How to use shadow work to build self-awareness

In these bleak November days, when the going gets tough, the weather does nothing to help. We need to focus more on supporting ourselves in keeping it high vibe.

How to use Shadow Work to Build Self-Awareness

So, on less-than-strong days, when our shadow creeps up – the “dark side” of our personality, as Carl Jung described it – comprised of what we tend to deem shameful, unacceptable, ugly, and want to deny (the parts that make us think: ugh, this again? Am I not over this yet?) we best rise to the occasion of dealing with it. Otherwise, it’s all too easy to get down to that place of feeling powerless to it.

Those who are prone to depression, seasonal or otherwise, understand that feeling of being dragged down to a place that feels nearly impossible to get out of. External factors can contribute to that momentum – triggers in our environments, social circles, etc. To stay out of them, it’s our responsibility to notice it, and take control.

The best way to deal with the dark place we most don’t want to go – is to go there. Often. But do it effectively – that is, so we can “own it.” Blogger Lonerwolf puts it well: “the truth is that to genuinely become a whole and healed person, you must integrate your Shadow into your being. In other words, you must 100% OWN your Shadow, rather than avoiding or repressing it.”

Shadow work (or exploring our shadow) is the uncomfortable, no-shortcut route to whole-hearted, fully-present living. It’ll make you unsure of yourself. It’s supposed to. But it doesn’t last forever, and if you’ve been journalling for a while, the more likely you’ll be able to dive right in – which is the key to being effective with it.

What to Expect With Shadow Work

Confronting harsh realities is difficult, but it isn’t like the difficulty of repeating negative patterns and cycles – shadow work brings about pain with clarity, and it’s worth it. It’s pain with a purpose. Expect to be rocked in your sense of self, and made stronger for it in the long run. That said, there’s a right and a not so great time for doing it. So: starting a brand new job, having to help support a friend or family member who needs it, etc. aren’t ideal times. If you’re stuck in a rut, feel blocked, don’t know which way to turn but aren’t happy where you are – all good times for shadow work. Prepare for a perspective shift.

Shadow Work Journalling Methods to Get Started

For a lot of shadow work enthusiasts, journalling is the go-to tool. Free-writing is an effective avenue for facilitating release free of the inner critic’s banter. To start shadow working with your journal, tackle the issue of what drew you to look at your shadow in the first place.

Write about the pattern that’s come up, the block you feel, the frustration, the blind spot – the answer you wish you had.

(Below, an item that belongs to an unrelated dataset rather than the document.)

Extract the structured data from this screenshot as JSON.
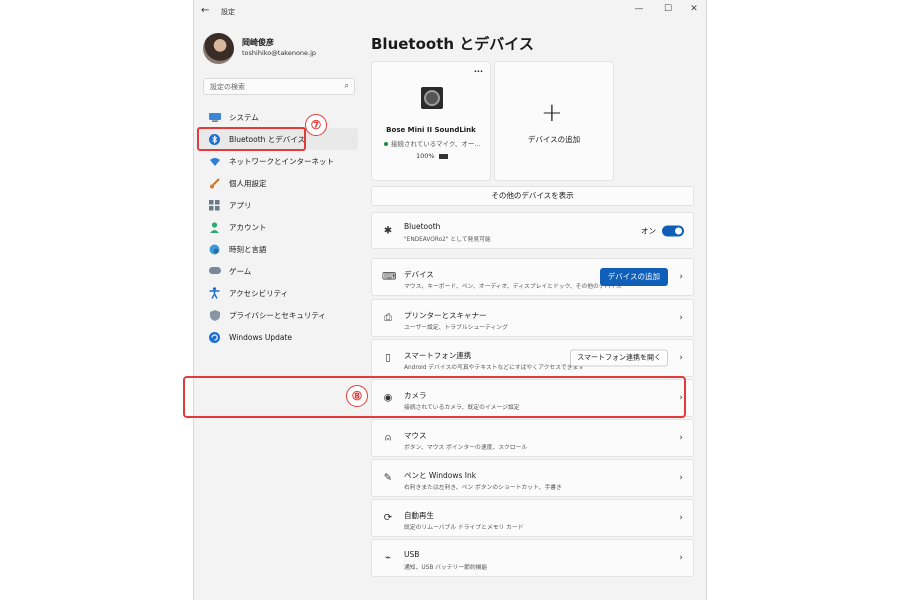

Starting here, rather than go straight into your archive of memories to hunt for “reasons” you are where you are now is a less overwhelming way to get on the right path. Keep it simple and don’t try to hunt too hard for “answers.” Let what comes up come up and trust yourself.

Try these techniques for guidance: Teal Swan’s What is Shadow Work and How Do I Do Shadow Work? she walks you through 2 practices, “rooting out the core belief” and also “finding the suppressed self.” Or, check out Kelly Ann Maddox’s 25 Heavy-Duty Shadow Work Journalling Prompts for questions you can explore.

The goal of moving through the process is put well as the 5 A’s of Shadow Work as per Raven Rin’s Pagan Nest:

  1. Acknowledge the existence within your psyche of the shadow self
  2. Allow yourself to spend time with your shadow personality
  3. Amends.Think of how these aspects of yourself have hurt you or others and make amends. You could make amends face to face, by writing a letter that you don’t send, etc.
  4. Admit. Take responsibility for that part of yourself. Admit it into your life
  5. Awareness. You now recognize this part of you and you have control over it

It takes time. And it’s not easy. But exposure, over time, is the key. Think of it as practice. Shadow work is more about shadow integration, than anything else. It’s about getting to a place where you can feel compassion for yourself – all parts of yourself, and, also toward others.

If you’re a prolific creatrix, working on your shadow is one of the most important activities you can do for your personal development and your career. It’ll help you gain more control over your creative power and increase your confidence in your “output” in all areas of your life. Take responsibility for your creative being! Making it a regular practice – not denying the stuff that’s easiest to deny, but looking right at it – is an exercise in personal power that will bring big results in your life.   

Additional Shadow Work Resources:

Kelly Ann Maddox’s Shadow Work: What to Expect and How to Begin

Raven Rin’s Pagan Nest’s Shadow Work Exercises  

LonerWolf’s How to Face Your Darkest, Most Disturbing Thoughts

Kait Fowlie

Kait Fowlie is a Toronto-based freelance writer, digital marketer and collector of wellness wisdom for creative types. She blogs at and tweets @KaitFowlie

Sarah Steckler